What projects are you currently working on that can we can look forward to in the future?

I'm currently helping produce my first feature film, called "Boone: The Bounty Hunter", which stars my friend John Hennigan (aka, WWE's Johnny Nitro).

Also, I just doubled one of the main actors on "SMOSH: The Movie" which comes out later this year/early next, and I'm waiting on a couple of VFX-heavy projects I starred in last year to be finished. My side project for the time being is my youtube channel.

Is there anything else you would like to tell our readers?

You've probably heard this before, but it's true.. only you can do anything you set your mind to! I've learned time and again that the secret for creating success in anything you set out to do is to do it with a positive attitude and to really invest in yourself with hard work. What would the future, successful you be doing right now? Training? Writing? Filming? Be the person you see yourself being in the future, today! 

Thank you very much for your time, and for asking such great questions guys! :)

Tuesday, July 8, 2014

Jeet Kune Do Expert, Actor and Stuntman - Kefi Abrikh

Kefi Abrikh - Actor and Stuntman
Kefi Abrikh is a french actor and stuntman. He is in expert in Jeet Kune Do and Freestyle Acrobatic Martial Arts. He's had a successful career in Europe and Japan. He's has also worked in international movie hits like Fast and Furious 6. 

What was the hardest part of fitting in with the Japanese stunt community?

My first difficulty was of course communication! Thankfully, I had studied Japanese for 2 years before I came to Japan. Nevertheless, I had to learn all the stunt vocabulary usually used on the set. Furthermore, I had to learn how to behave properly in the Japanese hierarchy. 

Which stunt in Resident Evil "The Nightmare Of Dante" was the hardest to pull off and how did you accomplish it?

There was a wire-work scene where Nero catches Dante's leg in the air and hits him violently to the ground. 

What was it like being on the set of Fast and Furious 6?

That was just amazing! It was very different from what I've done until now. When I was younger, playing in a US studio production was just unimaginable! I have very good memories of fighting with Vin Diesel and Paul Walker. 

One of your many skills is Hong Kong Style Fighting. How does one recognize this style?

Hong Kong style fighting is very recognizable because it's a very acrobatic fighting style with a lot of innovative stunts using improvised weapons. Sequences of fighting scenes are very quick and often have violent stunts. Nevertheless, my favorite skill remains Japanese style action because I like to give life to characters that can only communicate with gestures. 

What's the best way for a martial artist to get into professional stunt work?

I would love to have the answer of that question!
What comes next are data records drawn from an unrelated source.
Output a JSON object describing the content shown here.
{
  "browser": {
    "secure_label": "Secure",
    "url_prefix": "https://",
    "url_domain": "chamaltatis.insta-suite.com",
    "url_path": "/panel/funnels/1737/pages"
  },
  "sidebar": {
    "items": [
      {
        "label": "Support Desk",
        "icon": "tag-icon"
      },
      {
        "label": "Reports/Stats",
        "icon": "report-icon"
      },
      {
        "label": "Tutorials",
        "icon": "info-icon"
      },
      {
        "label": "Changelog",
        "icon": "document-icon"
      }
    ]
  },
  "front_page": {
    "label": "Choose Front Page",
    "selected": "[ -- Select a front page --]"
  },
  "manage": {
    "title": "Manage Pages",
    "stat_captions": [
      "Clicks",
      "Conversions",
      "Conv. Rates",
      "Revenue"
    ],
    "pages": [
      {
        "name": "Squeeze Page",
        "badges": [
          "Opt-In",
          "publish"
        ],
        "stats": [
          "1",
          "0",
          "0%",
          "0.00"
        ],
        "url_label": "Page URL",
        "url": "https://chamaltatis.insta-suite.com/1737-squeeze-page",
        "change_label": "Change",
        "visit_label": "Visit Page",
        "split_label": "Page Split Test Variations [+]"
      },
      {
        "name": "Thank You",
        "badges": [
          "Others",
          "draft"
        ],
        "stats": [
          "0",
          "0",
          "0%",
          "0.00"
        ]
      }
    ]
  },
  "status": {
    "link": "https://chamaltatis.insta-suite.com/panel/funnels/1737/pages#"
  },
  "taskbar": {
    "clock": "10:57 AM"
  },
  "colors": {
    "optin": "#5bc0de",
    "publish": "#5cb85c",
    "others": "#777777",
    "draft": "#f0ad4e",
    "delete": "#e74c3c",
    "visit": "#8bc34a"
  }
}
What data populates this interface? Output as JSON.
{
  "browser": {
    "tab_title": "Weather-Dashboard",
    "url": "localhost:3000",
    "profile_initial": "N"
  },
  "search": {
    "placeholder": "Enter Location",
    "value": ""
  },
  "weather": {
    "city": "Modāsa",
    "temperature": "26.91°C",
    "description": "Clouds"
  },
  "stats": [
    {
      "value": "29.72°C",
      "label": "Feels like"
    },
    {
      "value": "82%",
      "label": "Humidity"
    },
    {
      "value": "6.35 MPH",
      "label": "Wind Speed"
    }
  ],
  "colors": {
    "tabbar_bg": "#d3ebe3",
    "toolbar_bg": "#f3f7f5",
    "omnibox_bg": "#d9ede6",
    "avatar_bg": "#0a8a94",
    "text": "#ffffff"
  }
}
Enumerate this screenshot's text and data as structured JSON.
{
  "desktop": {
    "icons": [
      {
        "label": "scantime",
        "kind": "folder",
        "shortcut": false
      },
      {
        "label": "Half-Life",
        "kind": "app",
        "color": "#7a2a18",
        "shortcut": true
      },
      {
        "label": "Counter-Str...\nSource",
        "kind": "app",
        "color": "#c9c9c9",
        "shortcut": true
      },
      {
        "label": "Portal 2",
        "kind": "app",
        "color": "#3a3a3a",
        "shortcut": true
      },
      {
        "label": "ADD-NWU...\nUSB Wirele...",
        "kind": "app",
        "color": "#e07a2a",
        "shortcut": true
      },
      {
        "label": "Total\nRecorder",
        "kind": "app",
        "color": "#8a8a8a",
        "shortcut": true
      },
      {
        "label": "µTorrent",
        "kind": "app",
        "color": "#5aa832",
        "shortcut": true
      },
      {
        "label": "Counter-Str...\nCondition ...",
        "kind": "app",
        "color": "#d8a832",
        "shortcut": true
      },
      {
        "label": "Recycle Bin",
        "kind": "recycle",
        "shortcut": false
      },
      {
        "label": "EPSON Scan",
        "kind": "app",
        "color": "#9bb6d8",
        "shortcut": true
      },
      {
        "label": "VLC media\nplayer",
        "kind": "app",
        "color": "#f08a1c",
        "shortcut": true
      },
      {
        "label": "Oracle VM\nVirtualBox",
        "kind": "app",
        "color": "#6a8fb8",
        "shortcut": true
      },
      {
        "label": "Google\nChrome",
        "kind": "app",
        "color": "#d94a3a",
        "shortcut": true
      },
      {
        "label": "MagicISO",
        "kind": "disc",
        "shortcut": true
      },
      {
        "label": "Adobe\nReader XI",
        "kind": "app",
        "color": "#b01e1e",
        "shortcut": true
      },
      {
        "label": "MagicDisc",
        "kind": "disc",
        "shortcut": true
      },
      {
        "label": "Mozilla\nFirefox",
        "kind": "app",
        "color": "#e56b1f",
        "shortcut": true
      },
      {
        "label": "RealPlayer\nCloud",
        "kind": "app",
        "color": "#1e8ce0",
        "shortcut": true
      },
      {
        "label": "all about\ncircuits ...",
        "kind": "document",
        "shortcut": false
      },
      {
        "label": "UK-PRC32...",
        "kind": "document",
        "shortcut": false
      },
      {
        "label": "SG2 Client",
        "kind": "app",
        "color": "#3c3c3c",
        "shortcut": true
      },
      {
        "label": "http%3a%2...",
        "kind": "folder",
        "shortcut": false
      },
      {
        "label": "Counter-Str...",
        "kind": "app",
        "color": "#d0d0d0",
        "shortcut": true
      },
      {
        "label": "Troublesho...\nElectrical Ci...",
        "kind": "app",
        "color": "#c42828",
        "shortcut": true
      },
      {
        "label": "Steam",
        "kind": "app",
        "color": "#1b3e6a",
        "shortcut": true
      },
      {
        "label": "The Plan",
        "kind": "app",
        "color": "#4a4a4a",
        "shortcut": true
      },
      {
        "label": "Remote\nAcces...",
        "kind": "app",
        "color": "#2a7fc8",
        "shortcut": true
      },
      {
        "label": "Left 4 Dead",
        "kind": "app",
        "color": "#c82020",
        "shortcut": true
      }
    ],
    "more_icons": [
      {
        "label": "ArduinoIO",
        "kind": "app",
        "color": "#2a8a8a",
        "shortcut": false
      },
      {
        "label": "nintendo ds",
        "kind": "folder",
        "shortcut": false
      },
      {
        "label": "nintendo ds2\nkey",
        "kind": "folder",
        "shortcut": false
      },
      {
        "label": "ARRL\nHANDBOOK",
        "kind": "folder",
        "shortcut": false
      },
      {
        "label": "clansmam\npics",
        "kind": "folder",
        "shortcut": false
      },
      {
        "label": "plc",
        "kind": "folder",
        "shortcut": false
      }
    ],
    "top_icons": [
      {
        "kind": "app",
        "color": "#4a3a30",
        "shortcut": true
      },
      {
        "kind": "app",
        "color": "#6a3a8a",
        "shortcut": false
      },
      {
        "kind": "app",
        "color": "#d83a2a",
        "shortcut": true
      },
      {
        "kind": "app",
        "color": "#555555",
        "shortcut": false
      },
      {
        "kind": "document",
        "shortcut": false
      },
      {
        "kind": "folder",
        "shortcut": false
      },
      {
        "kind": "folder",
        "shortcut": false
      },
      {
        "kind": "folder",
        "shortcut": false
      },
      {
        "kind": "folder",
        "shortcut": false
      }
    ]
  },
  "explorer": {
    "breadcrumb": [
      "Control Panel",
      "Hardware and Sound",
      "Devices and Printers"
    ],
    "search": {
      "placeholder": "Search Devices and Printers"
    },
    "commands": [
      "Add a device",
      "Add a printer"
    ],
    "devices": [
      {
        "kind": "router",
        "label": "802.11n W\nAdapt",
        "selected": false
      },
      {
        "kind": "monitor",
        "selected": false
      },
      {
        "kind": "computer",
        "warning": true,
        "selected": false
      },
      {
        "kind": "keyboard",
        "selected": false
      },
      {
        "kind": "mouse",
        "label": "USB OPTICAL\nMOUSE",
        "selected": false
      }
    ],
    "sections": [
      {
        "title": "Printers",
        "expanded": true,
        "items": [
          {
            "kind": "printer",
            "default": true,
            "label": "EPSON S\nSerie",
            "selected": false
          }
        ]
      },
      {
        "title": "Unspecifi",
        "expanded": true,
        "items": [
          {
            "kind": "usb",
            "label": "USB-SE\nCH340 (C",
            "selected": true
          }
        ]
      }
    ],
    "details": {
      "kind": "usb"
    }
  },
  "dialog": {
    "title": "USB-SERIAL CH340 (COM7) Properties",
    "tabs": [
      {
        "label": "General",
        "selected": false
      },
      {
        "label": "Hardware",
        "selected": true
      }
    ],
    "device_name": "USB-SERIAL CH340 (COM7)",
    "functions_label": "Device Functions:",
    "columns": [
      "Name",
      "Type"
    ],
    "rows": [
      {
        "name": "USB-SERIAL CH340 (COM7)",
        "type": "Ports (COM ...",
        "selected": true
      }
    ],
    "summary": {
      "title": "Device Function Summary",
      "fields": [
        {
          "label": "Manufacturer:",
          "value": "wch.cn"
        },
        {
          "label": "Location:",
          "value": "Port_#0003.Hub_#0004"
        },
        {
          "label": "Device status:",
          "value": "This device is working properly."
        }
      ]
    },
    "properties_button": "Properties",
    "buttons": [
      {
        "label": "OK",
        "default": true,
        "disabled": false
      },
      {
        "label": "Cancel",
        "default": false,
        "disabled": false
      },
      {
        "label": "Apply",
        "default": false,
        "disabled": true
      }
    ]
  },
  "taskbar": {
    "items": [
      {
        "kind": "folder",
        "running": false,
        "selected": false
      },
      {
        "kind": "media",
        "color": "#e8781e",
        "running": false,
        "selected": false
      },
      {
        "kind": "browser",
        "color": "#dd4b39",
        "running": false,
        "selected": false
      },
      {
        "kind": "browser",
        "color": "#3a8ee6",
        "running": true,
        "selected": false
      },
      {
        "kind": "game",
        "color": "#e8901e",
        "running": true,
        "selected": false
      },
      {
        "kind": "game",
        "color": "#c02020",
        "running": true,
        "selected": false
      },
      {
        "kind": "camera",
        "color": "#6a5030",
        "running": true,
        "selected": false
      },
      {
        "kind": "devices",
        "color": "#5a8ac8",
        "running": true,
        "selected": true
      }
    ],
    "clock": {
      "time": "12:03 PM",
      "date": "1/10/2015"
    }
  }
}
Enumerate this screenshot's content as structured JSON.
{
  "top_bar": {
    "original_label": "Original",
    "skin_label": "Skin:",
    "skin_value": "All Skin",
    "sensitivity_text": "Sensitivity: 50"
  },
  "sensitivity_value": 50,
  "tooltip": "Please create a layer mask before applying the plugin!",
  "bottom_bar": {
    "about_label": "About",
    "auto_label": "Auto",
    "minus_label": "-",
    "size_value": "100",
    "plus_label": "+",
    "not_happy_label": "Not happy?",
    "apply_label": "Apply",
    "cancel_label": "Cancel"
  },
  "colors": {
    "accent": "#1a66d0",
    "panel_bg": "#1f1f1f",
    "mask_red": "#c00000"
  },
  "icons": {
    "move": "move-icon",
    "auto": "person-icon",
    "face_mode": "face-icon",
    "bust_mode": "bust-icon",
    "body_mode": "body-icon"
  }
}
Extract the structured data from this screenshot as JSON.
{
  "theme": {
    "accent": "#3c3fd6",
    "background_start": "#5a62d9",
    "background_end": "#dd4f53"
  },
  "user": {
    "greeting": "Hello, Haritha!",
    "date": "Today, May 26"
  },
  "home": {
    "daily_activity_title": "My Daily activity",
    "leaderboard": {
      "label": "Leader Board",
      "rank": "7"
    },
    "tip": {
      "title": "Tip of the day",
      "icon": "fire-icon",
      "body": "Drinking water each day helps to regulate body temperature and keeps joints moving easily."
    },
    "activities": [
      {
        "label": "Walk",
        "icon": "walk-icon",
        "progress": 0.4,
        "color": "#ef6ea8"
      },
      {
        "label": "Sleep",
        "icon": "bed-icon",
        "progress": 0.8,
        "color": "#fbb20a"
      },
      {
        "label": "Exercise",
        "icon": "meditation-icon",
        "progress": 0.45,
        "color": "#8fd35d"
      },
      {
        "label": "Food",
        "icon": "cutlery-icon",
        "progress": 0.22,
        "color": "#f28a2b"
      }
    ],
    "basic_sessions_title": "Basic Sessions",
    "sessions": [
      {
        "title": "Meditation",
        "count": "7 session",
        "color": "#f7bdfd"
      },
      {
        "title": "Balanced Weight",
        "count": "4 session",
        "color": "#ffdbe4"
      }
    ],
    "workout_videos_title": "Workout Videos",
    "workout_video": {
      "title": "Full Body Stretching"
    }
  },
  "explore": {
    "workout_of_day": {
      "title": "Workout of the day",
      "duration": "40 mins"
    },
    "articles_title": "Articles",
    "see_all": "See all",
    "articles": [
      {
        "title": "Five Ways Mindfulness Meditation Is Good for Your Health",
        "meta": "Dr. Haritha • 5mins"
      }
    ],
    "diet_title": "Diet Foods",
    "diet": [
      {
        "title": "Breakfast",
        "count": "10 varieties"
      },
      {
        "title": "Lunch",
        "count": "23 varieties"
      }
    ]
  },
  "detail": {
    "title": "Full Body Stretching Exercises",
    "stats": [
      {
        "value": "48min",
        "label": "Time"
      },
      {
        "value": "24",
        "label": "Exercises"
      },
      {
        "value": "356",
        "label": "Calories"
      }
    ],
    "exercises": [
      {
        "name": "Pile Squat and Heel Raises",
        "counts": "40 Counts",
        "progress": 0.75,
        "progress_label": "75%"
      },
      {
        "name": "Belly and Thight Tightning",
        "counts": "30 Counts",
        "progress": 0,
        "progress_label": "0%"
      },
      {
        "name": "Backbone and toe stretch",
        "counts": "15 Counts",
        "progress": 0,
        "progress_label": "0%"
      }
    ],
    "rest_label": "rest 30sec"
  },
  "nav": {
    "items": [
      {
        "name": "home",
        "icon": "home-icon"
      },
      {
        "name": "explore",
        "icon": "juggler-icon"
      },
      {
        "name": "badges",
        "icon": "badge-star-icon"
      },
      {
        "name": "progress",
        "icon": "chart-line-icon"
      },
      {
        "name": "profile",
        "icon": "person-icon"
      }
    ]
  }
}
I think that getting into the professional stunt work is a combination of hard working and luck.  You need to keep on training very hard so that you are ready when the opportunity comes.

What trick took you the longest to learn? What changed mentally to accomplish it?

It took me very long time before I mastered the "540 kick". Nowadays, it's a very simple kick but it's very powerful. I just kept on rehearsing till I managed it. 

What projects are you working on that we can look forward to seeing in the future?

Kefi Abrikh
I am working on different projects right now. One of them is a french live action series inspired by a Japanese sentai series. 

If you could change one thing in your life what would it be?

This is a difficult question to answer! There are so many aspects of my life, that looking back now, could have been improved. But, each and every of my failures have led me where I am now. 

Is there anything else you would like to tell our readers?

If you want to succeed in something, just give your best. Even if you fail many times, keep on believing in youself. If you are motivated enough to continue, then you've found your real path.